Higher education in Europe VS America
Moreover, the Pew Research Center found that Americans between 18-34 primarily cite financial reasons for why they did not, and are not, pursuing higher education (p. 17).It is perhaps not entirely surprising then that a 2010 study by the Center on Education and the Workforce at Georgetown University warns that “by 2018, we will need 22 million new workers with college degrees—but will fall short of that number by at least 3 million postsecondary degrees.” If this shortfall comes to pass, there is a good chance these jobs could go overseas, perhaps permanently, denying not only Americans of income but also eliminating the trickle down into the economy that their spending would provide.

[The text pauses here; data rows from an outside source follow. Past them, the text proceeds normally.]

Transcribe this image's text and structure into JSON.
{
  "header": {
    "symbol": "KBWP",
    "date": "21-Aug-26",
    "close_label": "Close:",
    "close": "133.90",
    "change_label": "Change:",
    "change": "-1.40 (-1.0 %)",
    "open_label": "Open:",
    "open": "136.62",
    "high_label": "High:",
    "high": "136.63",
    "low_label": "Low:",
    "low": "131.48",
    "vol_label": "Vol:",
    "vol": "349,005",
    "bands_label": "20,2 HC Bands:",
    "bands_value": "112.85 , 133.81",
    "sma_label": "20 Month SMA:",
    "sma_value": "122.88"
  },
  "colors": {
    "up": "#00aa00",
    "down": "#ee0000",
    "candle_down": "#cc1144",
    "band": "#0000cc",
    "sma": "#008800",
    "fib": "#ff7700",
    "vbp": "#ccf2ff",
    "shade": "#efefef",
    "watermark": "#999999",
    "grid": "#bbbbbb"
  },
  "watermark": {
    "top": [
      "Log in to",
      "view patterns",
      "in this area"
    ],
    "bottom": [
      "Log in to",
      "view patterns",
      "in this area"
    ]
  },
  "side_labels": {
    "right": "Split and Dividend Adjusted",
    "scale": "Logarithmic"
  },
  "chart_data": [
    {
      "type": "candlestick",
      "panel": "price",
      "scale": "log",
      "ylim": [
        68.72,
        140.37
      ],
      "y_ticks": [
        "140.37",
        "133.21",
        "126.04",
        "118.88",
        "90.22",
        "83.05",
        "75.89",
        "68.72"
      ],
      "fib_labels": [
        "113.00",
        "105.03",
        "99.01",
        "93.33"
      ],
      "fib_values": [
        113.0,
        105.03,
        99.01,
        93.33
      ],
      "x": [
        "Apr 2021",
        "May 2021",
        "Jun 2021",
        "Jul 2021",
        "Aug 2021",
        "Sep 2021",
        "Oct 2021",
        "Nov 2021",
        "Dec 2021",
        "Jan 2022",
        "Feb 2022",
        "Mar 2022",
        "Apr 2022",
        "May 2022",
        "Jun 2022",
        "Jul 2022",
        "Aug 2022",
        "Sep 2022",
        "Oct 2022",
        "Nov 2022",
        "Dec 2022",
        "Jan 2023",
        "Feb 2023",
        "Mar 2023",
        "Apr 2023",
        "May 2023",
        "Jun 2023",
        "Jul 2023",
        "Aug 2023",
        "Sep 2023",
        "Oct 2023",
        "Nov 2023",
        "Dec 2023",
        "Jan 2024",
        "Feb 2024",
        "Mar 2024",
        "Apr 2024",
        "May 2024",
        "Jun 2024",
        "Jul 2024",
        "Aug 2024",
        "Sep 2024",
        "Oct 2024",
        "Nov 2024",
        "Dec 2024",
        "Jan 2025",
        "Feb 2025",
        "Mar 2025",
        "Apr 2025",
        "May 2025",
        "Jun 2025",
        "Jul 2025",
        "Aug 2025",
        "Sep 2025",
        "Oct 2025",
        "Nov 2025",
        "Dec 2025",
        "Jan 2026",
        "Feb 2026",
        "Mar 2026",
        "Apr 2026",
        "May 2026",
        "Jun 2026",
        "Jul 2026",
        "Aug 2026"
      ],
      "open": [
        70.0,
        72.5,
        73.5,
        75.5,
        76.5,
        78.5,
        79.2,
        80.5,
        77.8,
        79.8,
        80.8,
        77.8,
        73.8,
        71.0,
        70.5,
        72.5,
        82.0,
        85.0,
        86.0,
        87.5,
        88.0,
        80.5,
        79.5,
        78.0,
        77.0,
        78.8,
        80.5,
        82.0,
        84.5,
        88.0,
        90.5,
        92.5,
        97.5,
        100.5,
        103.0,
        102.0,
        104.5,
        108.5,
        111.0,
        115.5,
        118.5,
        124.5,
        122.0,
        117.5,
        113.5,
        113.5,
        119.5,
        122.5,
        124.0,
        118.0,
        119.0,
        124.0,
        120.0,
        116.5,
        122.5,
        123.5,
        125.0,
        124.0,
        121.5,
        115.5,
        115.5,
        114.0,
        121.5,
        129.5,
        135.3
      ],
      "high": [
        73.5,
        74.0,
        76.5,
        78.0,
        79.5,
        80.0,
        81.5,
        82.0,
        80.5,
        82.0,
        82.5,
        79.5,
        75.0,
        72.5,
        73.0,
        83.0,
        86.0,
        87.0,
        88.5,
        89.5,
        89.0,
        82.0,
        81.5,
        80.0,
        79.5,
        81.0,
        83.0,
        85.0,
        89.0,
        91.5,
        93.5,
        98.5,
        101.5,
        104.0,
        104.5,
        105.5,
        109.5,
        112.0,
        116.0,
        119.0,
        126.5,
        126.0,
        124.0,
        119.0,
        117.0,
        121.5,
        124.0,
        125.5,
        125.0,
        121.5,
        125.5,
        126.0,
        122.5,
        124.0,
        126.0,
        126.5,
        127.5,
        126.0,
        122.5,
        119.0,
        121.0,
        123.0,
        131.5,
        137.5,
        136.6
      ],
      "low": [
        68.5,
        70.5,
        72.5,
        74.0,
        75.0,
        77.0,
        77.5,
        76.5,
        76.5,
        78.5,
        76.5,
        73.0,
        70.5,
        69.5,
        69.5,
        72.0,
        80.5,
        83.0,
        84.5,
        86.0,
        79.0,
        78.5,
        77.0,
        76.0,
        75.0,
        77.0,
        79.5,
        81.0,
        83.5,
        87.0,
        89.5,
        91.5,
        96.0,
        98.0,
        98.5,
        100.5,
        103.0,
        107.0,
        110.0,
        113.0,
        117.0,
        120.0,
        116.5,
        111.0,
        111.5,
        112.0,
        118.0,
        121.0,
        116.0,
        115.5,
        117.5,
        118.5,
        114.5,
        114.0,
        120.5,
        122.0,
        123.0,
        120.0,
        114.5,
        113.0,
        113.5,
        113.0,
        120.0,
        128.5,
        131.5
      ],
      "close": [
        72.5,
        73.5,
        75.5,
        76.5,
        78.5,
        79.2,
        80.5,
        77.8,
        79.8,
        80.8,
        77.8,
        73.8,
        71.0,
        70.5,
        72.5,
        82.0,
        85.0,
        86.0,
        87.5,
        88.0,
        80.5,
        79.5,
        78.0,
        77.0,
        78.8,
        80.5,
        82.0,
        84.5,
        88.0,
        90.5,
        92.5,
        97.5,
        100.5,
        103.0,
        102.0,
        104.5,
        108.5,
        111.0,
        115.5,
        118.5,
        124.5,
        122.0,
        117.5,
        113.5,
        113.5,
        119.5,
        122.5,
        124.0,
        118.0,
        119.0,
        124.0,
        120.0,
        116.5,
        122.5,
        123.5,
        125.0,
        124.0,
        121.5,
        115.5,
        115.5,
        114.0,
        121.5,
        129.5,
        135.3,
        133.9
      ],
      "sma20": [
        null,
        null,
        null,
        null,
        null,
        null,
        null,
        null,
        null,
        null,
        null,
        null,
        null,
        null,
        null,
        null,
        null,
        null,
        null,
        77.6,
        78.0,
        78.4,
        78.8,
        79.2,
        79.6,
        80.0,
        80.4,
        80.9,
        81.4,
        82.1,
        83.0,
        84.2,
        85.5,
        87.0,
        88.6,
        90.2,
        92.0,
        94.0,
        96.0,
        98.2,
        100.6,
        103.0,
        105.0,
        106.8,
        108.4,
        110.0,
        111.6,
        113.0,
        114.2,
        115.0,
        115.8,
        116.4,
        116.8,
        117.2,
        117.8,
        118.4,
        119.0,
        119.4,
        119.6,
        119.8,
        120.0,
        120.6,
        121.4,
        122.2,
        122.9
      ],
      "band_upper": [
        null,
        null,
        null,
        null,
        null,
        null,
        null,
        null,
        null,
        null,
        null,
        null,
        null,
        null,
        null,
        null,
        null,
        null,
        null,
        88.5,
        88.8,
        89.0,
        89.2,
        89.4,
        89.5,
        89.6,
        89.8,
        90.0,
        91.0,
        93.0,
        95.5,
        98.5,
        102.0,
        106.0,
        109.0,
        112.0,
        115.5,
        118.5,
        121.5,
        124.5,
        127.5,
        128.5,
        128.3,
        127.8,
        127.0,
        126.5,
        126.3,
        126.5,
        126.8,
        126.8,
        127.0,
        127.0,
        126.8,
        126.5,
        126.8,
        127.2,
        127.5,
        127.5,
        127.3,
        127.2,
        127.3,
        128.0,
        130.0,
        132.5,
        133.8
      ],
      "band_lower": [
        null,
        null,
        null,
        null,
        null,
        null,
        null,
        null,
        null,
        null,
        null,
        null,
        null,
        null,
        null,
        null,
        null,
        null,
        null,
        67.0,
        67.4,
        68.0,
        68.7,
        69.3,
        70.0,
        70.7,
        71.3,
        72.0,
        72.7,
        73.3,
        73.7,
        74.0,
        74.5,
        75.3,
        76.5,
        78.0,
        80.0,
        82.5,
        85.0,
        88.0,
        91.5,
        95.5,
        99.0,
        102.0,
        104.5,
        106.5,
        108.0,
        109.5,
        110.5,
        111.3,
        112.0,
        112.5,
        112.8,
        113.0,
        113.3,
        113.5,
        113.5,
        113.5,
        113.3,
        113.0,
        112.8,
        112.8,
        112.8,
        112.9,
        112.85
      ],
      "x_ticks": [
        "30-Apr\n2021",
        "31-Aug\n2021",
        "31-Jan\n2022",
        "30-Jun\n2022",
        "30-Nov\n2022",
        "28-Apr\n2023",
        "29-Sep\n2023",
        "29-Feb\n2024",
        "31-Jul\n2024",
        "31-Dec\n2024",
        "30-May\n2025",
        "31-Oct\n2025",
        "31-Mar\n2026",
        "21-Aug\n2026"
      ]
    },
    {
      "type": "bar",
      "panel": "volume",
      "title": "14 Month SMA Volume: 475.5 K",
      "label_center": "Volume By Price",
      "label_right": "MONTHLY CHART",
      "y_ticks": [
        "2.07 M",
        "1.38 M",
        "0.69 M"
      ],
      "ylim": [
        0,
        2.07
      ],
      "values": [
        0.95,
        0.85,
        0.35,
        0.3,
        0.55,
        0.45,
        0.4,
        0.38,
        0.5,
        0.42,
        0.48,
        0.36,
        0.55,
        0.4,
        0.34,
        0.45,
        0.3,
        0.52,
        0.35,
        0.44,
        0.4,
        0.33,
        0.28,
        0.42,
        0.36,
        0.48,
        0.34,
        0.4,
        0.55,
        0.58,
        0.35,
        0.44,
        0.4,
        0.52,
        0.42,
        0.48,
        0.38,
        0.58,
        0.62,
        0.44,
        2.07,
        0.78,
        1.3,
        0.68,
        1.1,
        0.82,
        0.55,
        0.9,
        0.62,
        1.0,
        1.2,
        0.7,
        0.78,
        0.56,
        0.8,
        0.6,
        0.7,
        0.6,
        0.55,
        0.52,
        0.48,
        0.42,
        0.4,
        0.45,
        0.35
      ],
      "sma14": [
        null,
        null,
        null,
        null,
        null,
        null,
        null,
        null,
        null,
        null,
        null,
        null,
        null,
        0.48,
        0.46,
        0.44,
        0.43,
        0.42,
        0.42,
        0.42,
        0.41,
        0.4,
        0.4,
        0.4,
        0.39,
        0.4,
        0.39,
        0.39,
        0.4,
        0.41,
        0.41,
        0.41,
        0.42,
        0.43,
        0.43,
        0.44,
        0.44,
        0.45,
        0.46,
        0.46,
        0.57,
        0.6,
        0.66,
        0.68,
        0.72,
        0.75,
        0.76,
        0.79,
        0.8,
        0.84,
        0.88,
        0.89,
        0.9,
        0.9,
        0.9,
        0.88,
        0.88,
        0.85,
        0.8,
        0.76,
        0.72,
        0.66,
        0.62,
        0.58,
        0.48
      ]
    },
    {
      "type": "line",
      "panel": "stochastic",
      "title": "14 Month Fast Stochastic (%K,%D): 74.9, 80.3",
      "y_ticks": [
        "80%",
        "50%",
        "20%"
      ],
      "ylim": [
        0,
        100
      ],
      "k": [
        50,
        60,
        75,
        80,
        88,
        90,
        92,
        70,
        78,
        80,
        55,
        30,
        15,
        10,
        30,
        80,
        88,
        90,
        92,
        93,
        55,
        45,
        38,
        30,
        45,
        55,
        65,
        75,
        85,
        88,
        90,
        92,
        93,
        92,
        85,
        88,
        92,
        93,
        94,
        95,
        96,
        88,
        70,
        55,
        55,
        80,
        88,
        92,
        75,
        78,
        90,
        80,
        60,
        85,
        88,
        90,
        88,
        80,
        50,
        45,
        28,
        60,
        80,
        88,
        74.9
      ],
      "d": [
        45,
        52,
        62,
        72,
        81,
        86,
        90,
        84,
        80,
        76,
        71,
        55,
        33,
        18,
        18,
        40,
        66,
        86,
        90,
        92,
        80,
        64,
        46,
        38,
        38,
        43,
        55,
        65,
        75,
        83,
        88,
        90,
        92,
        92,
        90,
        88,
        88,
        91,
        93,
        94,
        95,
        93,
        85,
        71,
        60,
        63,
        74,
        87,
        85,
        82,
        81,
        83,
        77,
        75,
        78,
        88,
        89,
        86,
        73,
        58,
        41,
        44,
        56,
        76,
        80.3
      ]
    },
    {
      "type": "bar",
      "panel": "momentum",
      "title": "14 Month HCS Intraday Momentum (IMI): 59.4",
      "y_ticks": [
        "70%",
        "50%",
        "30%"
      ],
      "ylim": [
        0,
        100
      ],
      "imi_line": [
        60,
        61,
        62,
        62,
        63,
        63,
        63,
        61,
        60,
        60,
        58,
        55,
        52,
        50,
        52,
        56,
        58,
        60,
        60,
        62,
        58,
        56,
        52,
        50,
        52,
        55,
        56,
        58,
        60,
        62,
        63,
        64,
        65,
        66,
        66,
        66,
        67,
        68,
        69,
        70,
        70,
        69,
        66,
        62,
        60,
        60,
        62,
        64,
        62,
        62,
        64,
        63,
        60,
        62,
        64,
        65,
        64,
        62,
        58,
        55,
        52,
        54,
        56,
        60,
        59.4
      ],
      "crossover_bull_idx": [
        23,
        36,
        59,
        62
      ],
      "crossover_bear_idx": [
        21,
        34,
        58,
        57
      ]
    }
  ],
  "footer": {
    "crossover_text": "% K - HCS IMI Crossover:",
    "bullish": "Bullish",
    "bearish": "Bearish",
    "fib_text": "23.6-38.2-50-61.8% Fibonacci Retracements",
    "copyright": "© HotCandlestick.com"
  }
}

While there are advantages to the American university system, such as having a large proportion of the world's elite schools, clearly if we're facing a gap that large there's something wrong with our higher education system. Indeed, since America's international economic competitiveness is dependent upon our primarily knowledge-based comparative advantages, I would argue that the disproportionately greater cost of higher education in the US threatens the success of our economy. Therefore, at least in terms of higher education, I think there is much evidence to support Hill's contention that European social capitalism is a superior development model for the 21st century.